WHAT THE TASK ASKS: Every entry that follows should be output again, word for word.
===== DATA FOR THIS TASK
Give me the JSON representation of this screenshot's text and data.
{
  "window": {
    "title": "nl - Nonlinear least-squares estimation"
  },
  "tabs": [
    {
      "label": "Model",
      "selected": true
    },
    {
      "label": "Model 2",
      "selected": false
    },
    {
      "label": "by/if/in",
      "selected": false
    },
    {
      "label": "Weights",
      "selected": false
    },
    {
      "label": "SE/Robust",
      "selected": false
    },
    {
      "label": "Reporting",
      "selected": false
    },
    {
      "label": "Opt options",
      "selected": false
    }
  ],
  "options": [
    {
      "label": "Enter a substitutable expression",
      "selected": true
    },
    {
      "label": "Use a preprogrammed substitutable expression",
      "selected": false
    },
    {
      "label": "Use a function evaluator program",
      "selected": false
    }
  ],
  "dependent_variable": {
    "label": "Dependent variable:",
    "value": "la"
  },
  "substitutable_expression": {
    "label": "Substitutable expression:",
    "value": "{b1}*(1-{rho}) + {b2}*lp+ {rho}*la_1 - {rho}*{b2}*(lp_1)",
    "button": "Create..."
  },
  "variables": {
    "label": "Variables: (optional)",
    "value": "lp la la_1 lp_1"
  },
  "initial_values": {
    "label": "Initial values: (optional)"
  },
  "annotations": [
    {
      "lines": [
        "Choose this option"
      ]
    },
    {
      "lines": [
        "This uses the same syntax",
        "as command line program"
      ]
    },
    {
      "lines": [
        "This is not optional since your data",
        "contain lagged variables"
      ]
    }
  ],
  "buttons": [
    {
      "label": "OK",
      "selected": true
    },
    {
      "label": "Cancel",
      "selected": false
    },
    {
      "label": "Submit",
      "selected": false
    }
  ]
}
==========
RESULT:
Give me the JSON representation of this screenshot's text and data.
{
  "window": {
    "title": "nl - Nonlinear least-squares estimation"
  },
  "tabs": [
    {
      "label": "Model",
      "selected": true
    },
    {
      "label": "Model 2",
      "selected": false
    },
    {
      "label": "by/if/in",
      "selected": false
    },
    {
      "label": "Weights",
      "selected": false
    },
    {
      "label": "SE/Robust",
      "selected": false
    },
    {
      "label": "Reporting",
      "selected": false
    },
    {
      "label": "Opt options",
      "selected": false
    }
  ],
  "options": [
    {
      "label": "Enter a substitutable expression",
      "selected": true
    },
    {
      "label": "Use a preprogrammed substitutable expression",
      "selected": false
    },
    {
      "label": "Use a function evaluator program",
      "selected": false
    }
  ],
  "dependent_variable": {
    "label": "Dependent variable:",
    "value": "la"
  },
  "substitutable_expression": {
    "label": "Substitutable expression:",
    "value": "{b1}*(1-{rho}) + {b2}*lp+ {rho}*la_1 - {rho}*{b2}*(lp_1)",
    "button": "Create..."
  },
  "variables": {
    "label": "Variables: (optional)",
    "value": "lp la la_1 lp_1"
  },
  "initial_values": {
    "label": "Initial values: (optional)"
  },
  "annotations": [
    {
      "lines": [
        "Choose this option"
      ]
    },
    {
      "lines": [
        "This uses the same syntax",
        "as command line program"
      ]
    },
    {
      "lines": [
        "This is not optional since your data",
        "contain lagged variables"
      ]
    }
  ],
  "buttons": [
    {
      "label": "OK",
      "selected": true
    },
    {
      "label": "Cancel",
      "selected": false
    },
    {
      "label": "Submit",
      "selected": false
    }
  ]
}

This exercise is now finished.